Usually, if another person or party imitates a design, it is a single case of infringement of the creator’s rights. However, if AI learns the design, the rights infringement is far more serious as there can be multiple cases of AI users utilizing the imitated design without being aware of the infringement.

The government revised the Copyright Law in 2018 to allow AI to learn about art, news articles and other copyrighted works without restrictions.

Last year, the Japan Newspaper Publishers and Editors Association issued a statement saying that AI developers and service providers have gotten a free ride on costly and labor-intensive news content.
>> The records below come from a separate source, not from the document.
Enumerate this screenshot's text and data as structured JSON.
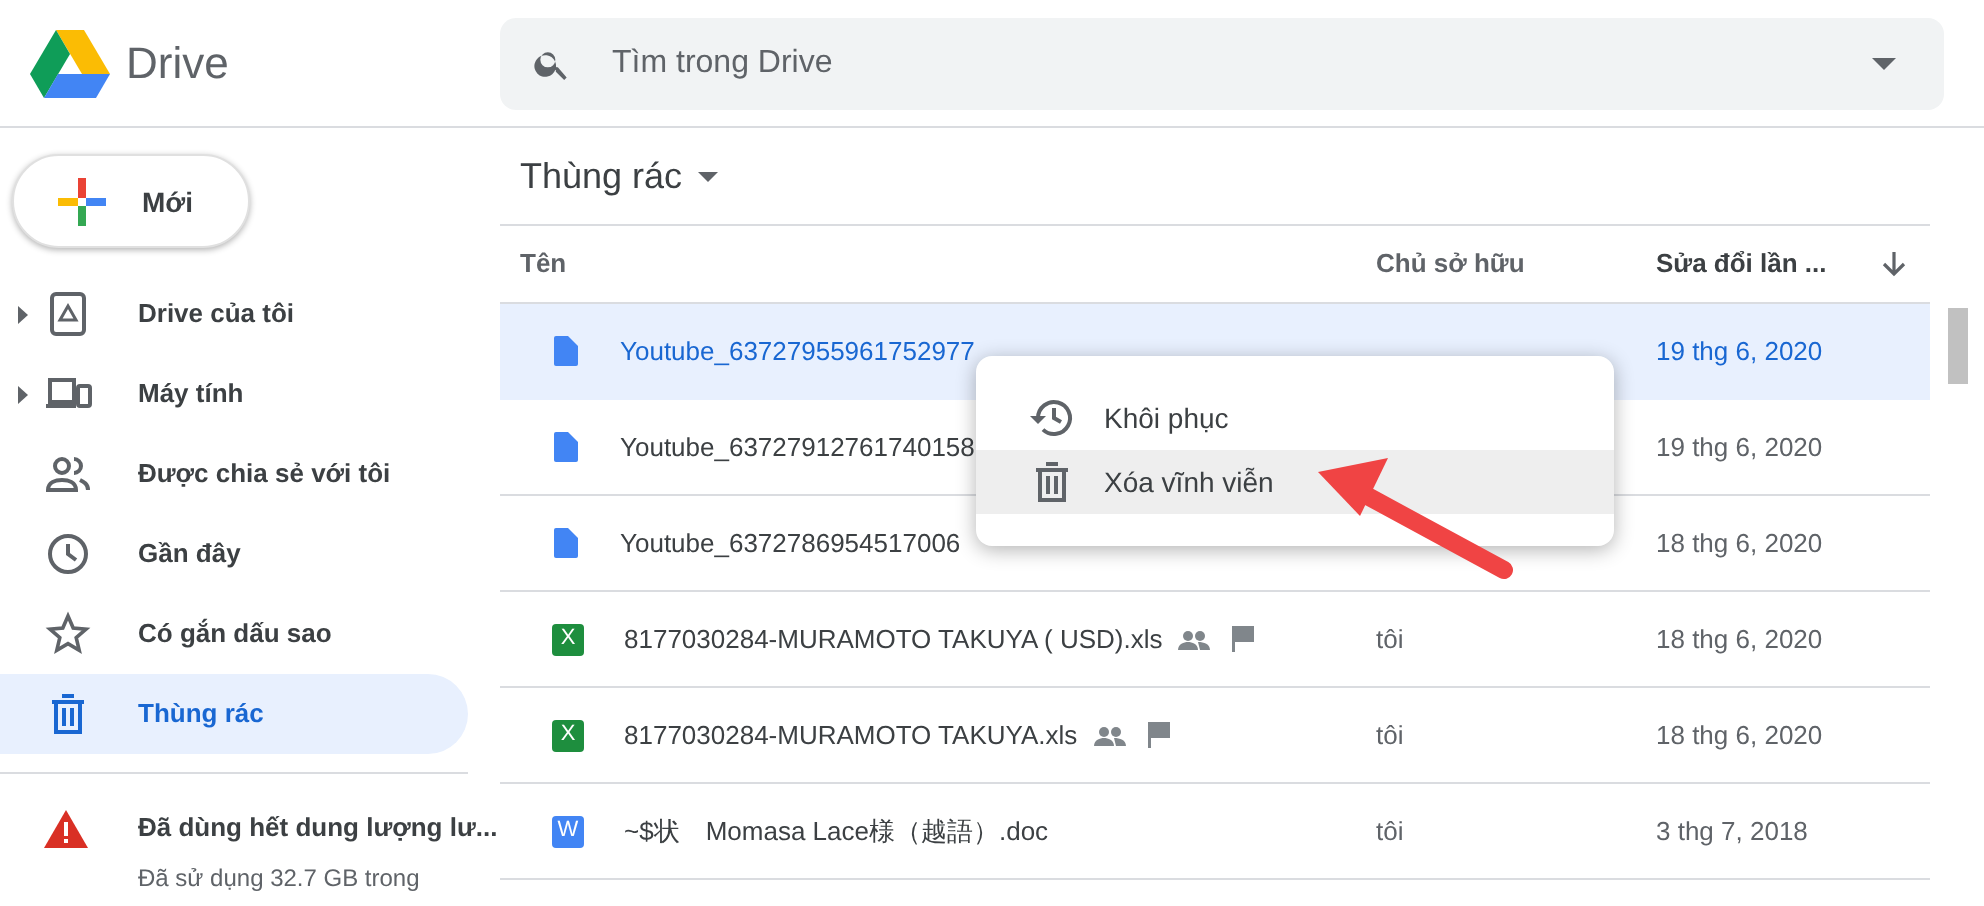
{
  "app": {
    "name": "Drive"
  },
  "search": {
    "placeholder": "Tìm trong Drive"
  },
  "new_button": {
    "label": "Mới"
  },
  "sidebar": {
    "items": [
      {
        "label": "Drive của tôi",
        "expandable": true,
        "selected": false
      },
      {
        "label": "Máy tính",
        "expandable": true,
        "selected": false
      },
      {
        "label": "Được chia sẻ với tôi",
        "expandable": false,
        "selected": false
      },
      {
        "label": "Gần đây",
        "expandable": false,
        "selected": false
      },
      {
        "label": "Có gắn dấu sao",
        "expandable": false,
        "selected": false
      },
      {
        "label": "Thùng rác",
        "expandable": false,
        "selected": true
      }
    ],
    "storage": {
      "warning": "Đã dùng hết dung lượng lư...",
      "usage": "Đã sử dụng 32.7 GB trong"
    }
  },
  "breadcrumb": {
    "title": "Thùng rác"
  },
  "table": {
    "columns": [
      "Tên",
      "Chủ sở hữu",
      "Sửa đổi lần ..."
    ],
    "rows": [
      {
        "kind": "doc",
        "name": "Youtube_63727955961752977",
        "owner": "",
        "modified": "19 thg 6, 2020",
        "selected": true,
        "shared": false,
        "flagged": false
      },
      {
        "kind": "doc",
        "name": "Youtube_63727912761740158",
        "owner": "",
        "modified": "19 thg 6, 2020",
        "selected": false,
        "shared": false,
        "flagged": false
      },
      {
        "kind": "doc",
        "name": "Youtube_6372786954517006",
        "owner": "",
        "modified": "18 thg 6, 2020",
        "selected": false,
        "shared": false,
        "flagged": false
      },
      {
        "kind": "sheet",
        "icon_text": "X",
        "name": "8177030284-MURAMOTO TAKUYA ( USD).xls",
        "owner": "tôi",
        "modified": "18 thg 6, 2020",
        "selected": false,
        "shared": true,
        "flagged": true
      },
      {
        "kind": "sheet",
        "icon_text": "X",
        "name": "8177030284-MURAMOTO TAKUYA.xls",
        "owner": "tôi",
        "modified": "18 thg 6, 2020",
        "selected": false,
        "shared": true,
        "flagged": true
      },
      {
        "kind": "word",
        "icon_text": "W",
        "name": "~$状　Momasa Lace様（越語）.doc",
        "owner": "tôi",
        "modified": "3 thg 7, 2018",
        "selected": false,
        "shared": false,
        "flagged": false
      }
    ]
  },
  "context_menu": {
    "items": [
      {
        "label": "Khôi phục",
        "hovered": false
      },
      {
        "label": "Xóa vĩnh viễn",
        "hovered": true
      }
    ]
  }
}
Regarding this matter, the draft outline states that the efforts people put into their creative work are not subject to copyright law protection.

However, intellectual works cannot be created without human effort. In 2005, the Intellectual Property High Court ordered a company that had used Yomiuri Shimbun headlines without permission for its online news distribution service to pay compensation. The court ruled that the headlines were the result of great effort and expense and that they therefore deserve legal protection.

Basically, expert panels of the Cabinet Office are tasked with synthesizing overall views about measures. If the panel on intellectual property believes AI training somehow falls outside the protection of the current laws, it would make sense to propose a new legal system to protect intellectual property from AI.

It is said that in Western countries that have increasingly introduced AI laws and regulations, Japan is cynically called a paradise for machine learning. Isn’t the Japanese government ashamed of this?

(From The Yomiuri Shimbun, March 29, 2024)